Two years ago, I discovered that I was on the autism spectrum. As I learned more about myself and the way my brain worked, I started to look at past experiences through the lens of this newly-found aspect. In this essay, I share some of what I’ve learned along the way about my successes, my failures, and many things that confused me in the past, notably in my experiences in the Wikimedia movement.
In 2015, I supported the VisualEditor team with research and analyses, notably by performing a weekly qualitative review of edits made with VisualEditor, and by analyzing the most cited domains in Wikipedia references.
In 2014, I posted a few photos, I continued to work on technical communications at Wikimedia before a role change, I learned more about myself, I moved to California, and I hiked a lot.
In 2014 and 2015, I led the File metadata cleanup drive, a community effort to fix file description pages and tweak license templates, to ensure that multimedia files consistently contain machine-readable metadata across Wikimedia wikis.
An illustrated interactive timeline that highlights the main and coolest stories about what happened on Wikipedia and across the Wikimedia movement in 2013.
Every week, tech ambassadors assemble, simplify and translate “Tech News,” a curated newsletter then delivered to hundreds of subscribers across wikis.

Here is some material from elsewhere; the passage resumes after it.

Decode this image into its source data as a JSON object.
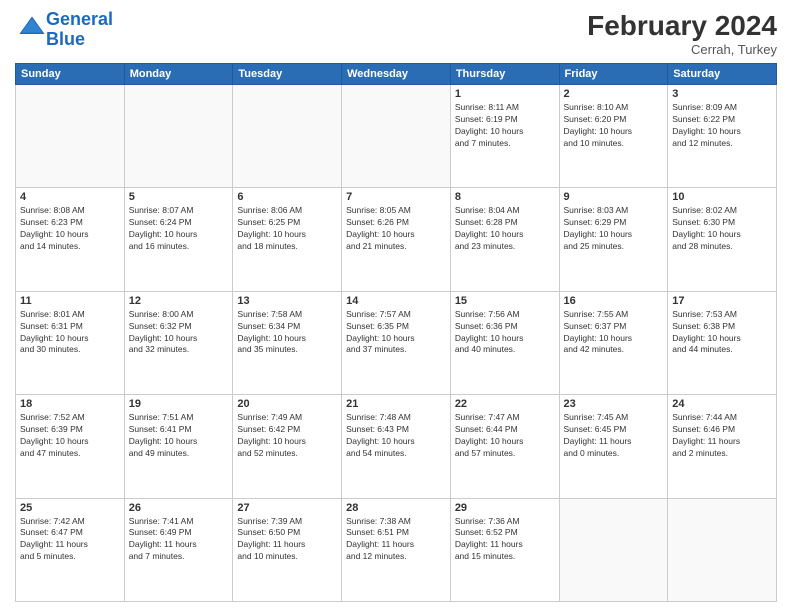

But how exactly did this start, how does it work behind the scenes, and how does it fit within our efforts to bring developers and users closer together?
If you’ve ever wanted to be kept informed of technical changes likely to impact your Wikimedia experience, you’ll want to subscribe to Tech News, a weekly newsletter than can be delivered directly to your talk page.
A new video player has been enabled on Wikipedia and its sister sites, and it comes with the promise of bringing free educational videos to more people, on more devices, in more languages.
An experiment in wikiarchaeology, during which I attempted to provide a high-level view of the history of Wikipedia and its community.
The second volume of the Architecture of Open-Source Applications book, which includes a chapter on MediaWiki, is now available online and on lulu.com.